Return the entries below in their exact form, leaving the pictures out.

★ ★ ★ ★

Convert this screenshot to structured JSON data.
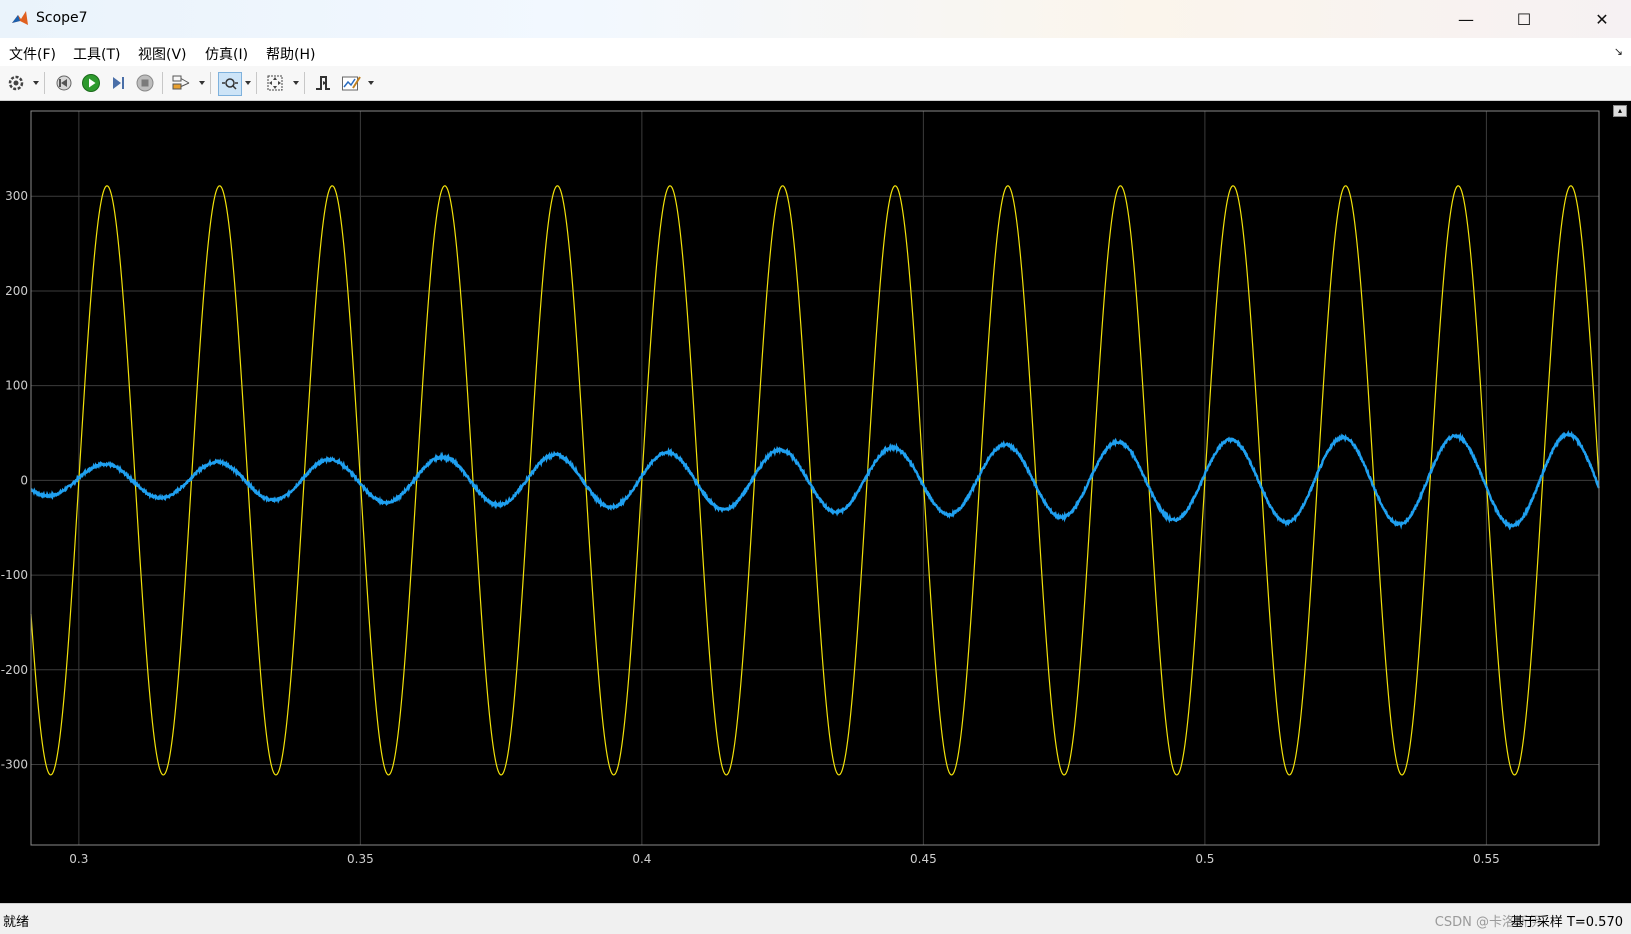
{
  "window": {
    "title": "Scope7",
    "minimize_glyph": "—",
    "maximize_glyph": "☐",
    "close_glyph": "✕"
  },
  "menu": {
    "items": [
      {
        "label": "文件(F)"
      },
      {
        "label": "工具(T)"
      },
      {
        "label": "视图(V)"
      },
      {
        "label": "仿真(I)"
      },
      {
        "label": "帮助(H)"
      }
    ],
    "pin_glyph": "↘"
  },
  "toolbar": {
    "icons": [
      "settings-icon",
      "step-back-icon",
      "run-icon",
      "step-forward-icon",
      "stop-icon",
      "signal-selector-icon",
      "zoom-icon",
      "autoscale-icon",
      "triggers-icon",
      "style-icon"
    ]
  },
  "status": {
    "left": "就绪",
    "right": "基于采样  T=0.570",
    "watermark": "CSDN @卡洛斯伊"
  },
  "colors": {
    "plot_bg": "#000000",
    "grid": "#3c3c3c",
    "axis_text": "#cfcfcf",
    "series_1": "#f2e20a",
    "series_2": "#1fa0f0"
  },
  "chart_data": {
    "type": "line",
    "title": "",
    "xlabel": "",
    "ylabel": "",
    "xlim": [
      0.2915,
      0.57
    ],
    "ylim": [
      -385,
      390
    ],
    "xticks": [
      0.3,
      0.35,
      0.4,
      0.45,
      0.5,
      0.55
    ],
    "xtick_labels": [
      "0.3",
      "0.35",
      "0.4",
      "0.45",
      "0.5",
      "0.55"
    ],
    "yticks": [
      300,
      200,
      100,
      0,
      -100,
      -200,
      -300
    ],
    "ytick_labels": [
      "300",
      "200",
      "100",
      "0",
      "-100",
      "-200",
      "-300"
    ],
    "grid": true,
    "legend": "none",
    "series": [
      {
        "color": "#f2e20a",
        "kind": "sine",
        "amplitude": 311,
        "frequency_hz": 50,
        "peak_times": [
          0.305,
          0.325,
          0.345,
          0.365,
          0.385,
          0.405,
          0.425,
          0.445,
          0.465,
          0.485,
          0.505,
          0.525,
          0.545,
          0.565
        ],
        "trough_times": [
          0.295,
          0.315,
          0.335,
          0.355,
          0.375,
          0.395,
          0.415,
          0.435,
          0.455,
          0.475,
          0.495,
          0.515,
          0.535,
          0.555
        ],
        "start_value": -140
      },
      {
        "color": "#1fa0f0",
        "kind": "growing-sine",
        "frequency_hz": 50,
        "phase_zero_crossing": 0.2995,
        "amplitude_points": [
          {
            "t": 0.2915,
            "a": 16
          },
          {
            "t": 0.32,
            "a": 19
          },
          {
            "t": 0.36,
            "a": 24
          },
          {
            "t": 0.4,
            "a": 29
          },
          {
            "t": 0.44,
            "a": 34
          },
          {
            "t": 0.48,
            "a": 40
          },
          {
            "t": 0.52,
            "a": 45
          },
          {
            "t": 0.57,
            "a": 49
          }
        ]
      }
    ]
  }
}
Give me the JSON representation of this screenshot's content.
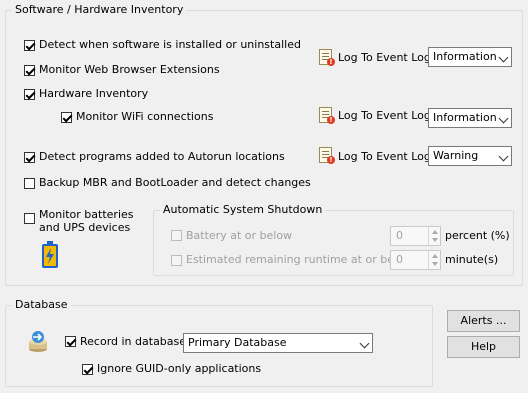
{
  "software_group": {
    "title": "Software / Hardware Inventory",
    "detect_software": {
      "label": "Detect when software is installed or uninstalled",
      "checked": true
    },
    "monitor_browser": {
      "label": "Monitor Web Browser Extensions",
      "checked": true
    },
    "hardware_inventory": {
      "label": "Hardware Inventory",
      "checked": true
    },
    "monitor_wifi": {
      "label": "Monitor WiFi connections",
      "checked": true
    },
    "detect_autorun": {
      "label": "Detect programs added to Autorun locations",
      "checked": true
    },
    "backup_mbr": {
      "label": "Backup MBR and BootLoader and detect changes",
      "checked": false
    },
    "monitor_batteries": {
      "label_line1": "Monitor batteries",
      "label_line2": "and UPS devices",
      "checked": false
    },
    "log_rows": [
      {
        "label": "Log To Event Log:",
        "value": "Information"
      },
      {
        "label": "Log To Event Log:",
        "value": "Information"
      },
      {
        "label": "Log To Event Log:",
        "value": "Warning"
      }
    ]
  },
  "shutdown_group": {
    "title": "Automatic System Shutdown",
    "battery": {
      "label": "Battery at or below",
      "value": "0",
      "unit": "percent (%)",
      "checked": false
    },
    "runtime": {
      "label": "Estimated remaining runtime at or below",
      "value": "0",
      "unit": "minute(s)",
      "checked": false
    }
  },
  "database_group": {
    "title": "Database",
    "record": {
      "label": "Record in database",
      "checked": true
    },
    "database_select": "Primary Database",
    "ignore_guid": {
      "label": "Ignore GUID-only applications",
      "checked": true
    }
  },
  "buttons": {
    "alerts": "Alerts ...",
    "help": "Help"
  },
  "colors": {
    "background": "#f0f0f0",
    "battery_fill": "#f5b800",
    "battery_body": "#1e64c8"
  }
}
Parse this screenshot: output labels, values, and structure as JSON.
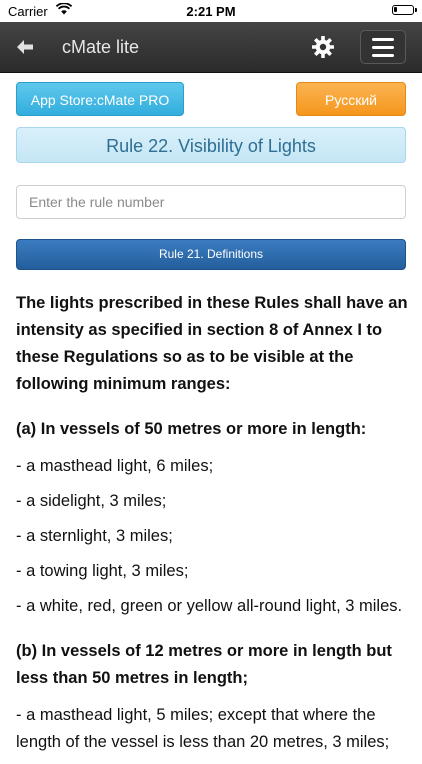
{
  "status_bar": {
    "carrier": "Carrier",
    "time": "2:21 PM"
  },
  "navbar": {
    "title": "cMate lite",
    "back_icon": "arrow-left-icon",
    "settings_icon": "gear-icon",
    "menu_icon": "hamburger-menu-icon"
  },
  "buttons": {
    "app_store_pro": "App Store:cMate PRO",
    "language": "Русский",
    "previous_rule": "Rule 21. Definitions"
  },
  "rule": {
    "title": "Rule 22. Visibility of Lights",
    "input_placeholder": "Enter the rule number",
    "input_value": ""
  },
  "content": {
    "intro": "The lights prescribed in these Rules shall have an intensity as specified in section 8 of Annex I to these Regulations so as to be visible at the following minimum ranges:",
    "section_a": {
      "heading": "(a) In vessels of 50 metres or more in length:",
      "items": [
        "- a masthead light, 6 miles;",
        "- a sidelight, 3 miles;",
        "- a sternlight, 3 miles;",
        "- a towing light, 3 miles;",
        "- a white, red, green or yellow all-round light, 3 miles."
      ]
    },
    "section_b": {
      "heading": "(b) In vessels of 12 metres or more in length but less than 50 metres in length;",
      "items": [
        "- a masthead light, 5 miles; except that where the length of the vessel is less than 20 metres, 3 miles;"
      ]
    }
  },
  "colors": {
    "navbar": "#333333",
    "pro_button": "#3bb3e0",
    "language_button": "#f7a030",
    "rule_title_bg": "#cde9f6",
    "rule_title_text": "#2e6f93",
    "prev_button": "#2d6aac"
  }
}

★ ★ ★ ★

• **ANSWER FOR THIS EXERCISE**:
Convert this screenshot to structured JSON data.
{
  "window": {
    "title": "Scope7",
    "minimize_glyph": "—",
    "maximize_glyph": "☐",
    "close_glyph": "✕"
  },
  "menu": {
    "items": [
      {
        "label": "文件(F)"
      },
      {
        "label": "工具(T)"
      },
      {
        "label": "视图(V)"
      },
      {
        "label": "仿真(I)"
      },
      {
        "label": "帮助(H)"
      }
    ],
    "pin_glyph": "↘"
  },
  "toolbar": {
    "icons": [
      "settings-icon",
      "step-back-icon",
      "run-icon",
      "step-forward-icon",
      "stop-icon",
      "signal-selector-icon",
      "zoom-icon",
      "autoscale-icon",
      "triggers-icon",
      "style-icon"
    ]
  },
  "status": {
    "left": "就绪",
    "right": "基于采样  T=0.570",
    "watermark": "CSDN @卡洛斯伊"
  },
  "colors": {
    "plot_bg": "#000000",
    "grid": "#3c3c3c",
    "axis_text": "#cfcfcf",
    "series_1": "#f2e20a",
    "series_2": "#1fa0f0"
  },
  "chart_data": {
    "type": "line",
    "title": "",
    "xlabel": "",
    "ylabel": "",
    "xlim": [
      0.2915,
      0.57
    ],
    "ylim": [
      -385,
      390
    ],
    "xticks": [
      0.3,
      0.35,
      0.4,
      0.45,
      0.5,
      0.55
    ],
    "xtick_labels": [
      "0.3",
      "0.35",
      "0.4",
      "0.45",
      "0.5",
      "0.55"
    ],
    "yticks": [
      300,
      200,
      100,
      0,
      -100,
      -200,
      -300
    ],
    "ytick_labels": [
      "300",
      "200",
      "100",
      "0",
      "-100",
      "-200",
      "-300"
    ],
    "grid": true,
    "legend": "none",
    "series": [
      {
        "color": "#f2e20a",
        "kind": "sine",
        "amplitude": 311,
        "frequency_hz": 50,
        "peak_times": [
          0.305,
          0.325,
          0.345,
          0.365,
          0.385,
          0.405,
          0.425,
          0.445,
          0.465,
          0.485,
          0.505,
          0.525,
          0.545,
          0.565
        ],
        "trough_times": [
          0.295,
          0.315,
          0.335,
          0.355,
          0.375,
          0.395,
          0.415,
          0.435,
          0.455,
          0.475,
          0.495,
          0.515,
          0.535,
          0.555
        ],
        "start_value": -140
      },
      {
        "color": "#1fa0f0",
        "kind": "growing-sine",
        "frequency_hz": 50,
        "phase_zero_crossing": 0.2995,
        "amplitude_points": [
          {
            "t": 0.2915,
            "a": 16
          },
          {
            "t": 0.32,
            "a": 19
          },
          {
            "t": 0.36,
            "a": 24
          },
          {
            "t": 0.4,
            "a": 29
          },
          {
            "t": 0.44,
            "a": 34
          },
          {
            "t": 0.48,
            "a": 40
          },
          {
            "t": 0.52,
            "a": 45
          },
          {
            "t": 0.57,
            "a": 49
          }
        ]
      }
    ]
  }
}
Give me the JSON representation of this screenshot's content.
{
  "software_group": {
    "title": "Software / Hardware Inventory",
    "detect_software": {
      "label": "Detect when software is installed or uninstalled",
      "checked": true
    },
    "monitor_browser": {
      "label": "Monitor Web Browser Extensions",
      "checked": true
    },
    "hardware_inventory": {
      "label": "Hardware Inventory",
      "checked": true
    },
    "monitor_wifi": {
      "label": "Monitor WiFi connections",
      "checked": true
    },
    "detect_autorun": {
      "label": "Detect programs added to Autorun locations",
      "checked": true
    },
    "backup_mbr": {
      "label": "Backup MBR and BootLoader and detect changes",
      "checked": false
    },
    "monitor_batteries": {
      "label_line1": "Monitor batteries",
      "label_line2": "and UPS devices",
      "checked": false
    },
    "log_rows": [
      {
        "label": "Log To Event Log:",
        "value": "Information"
      },
      {
        "label": "Log To Event Log:",
        "value": "Information"
      },
      {
        "label": "Log To Event Log:",
        "value": "Warning"
      }
    ]
  },
  "shutdown_group": {
    "title": "Automatic System Shutdown",
    "battery": {
      "label": "Battery at or below",
      "value": "0",
      "unit": "percent (%)",
      "checked": false
    },
    "runtime": {
      "label": "Estimated remaining runtime at or below",
      "value": "0",
      "unit": "minute(s)",
      "checked": false
    }
  },
  "database_group": {
    "title": "Database",
    "record": {
      "label": "Record in database",
      "checked": true
    },
    "database_select": "Primary Database",
    "ignore_guid": {
      "label": "Ignore GUID-only applications",
      "checked": true
    }
  },
  "buttons": {
    "alerts": "Alerts ...",
    "help": "Help"
  },
  "colors": {
    "background": "#f0f0f0",
    "battery_fill": "#f5b800",
    "battery_body": "#1e64c8"
  }
}
Parse this screenshot: output labels, values, and structure as JSON.
{
  "status_bar": {
    "carrier": "Carrier",
    "time": "2:21 PM"
  },
  "navbar": {
    "title": "cMate lite",
    "back_icon": "arrow-left-icon",
    "settings_icon": "gear-icon",
    "menu_icon": "hamburger-menu-icon"
  },
  "buttons": {
    "app_store_pro": "App Store:cMate PRO",
    "language": "Русский",
    "previous_rule": "Rule 21. Definitions"
  },
  "rule": {
    "title": "Rule 22. Visibility of Lights",
    "input_placeholder": "Enter the rule number",
    "input_value": ""
  },
  "content": {
    "intro": "The lights prescribed in these Rules shall have an intensity as specified in section 8 of Annex I to these Regulations so as to be visible at the following minimum ranges:",
    "section_a": {
      "heading": "(a) In vessels of 50 metres or more in length:",
      "items": [
        "- a masthead light, 6 miles;",
        "- a sidelight, 3 miles;",
        "- a sternlight, 3 miles;",
        "- a towing light, 3 miles;",
        "- a white, red, green or yellow all-round light, 3 miles."
      ]
    },
    "section_b": {
      "heading": "(b) In vessels of 12 metres or more in length but less than 50 metres in length;",
      "items": [
        "- a masthead light, 5 miles; except that where the length of the vessel is less than 20 metres, 3 miles;"
      ]
    }
  },
  "colors": {
    "navbar": "#333333",
    "pro_button": "#3bb3e0",
    "language_button": "#f7a030",
    "rule_title_bg": "#cde9f6",
    "rule_title_text": "#2e6f93",
    "prev_button": "#2d6aac"
  }
}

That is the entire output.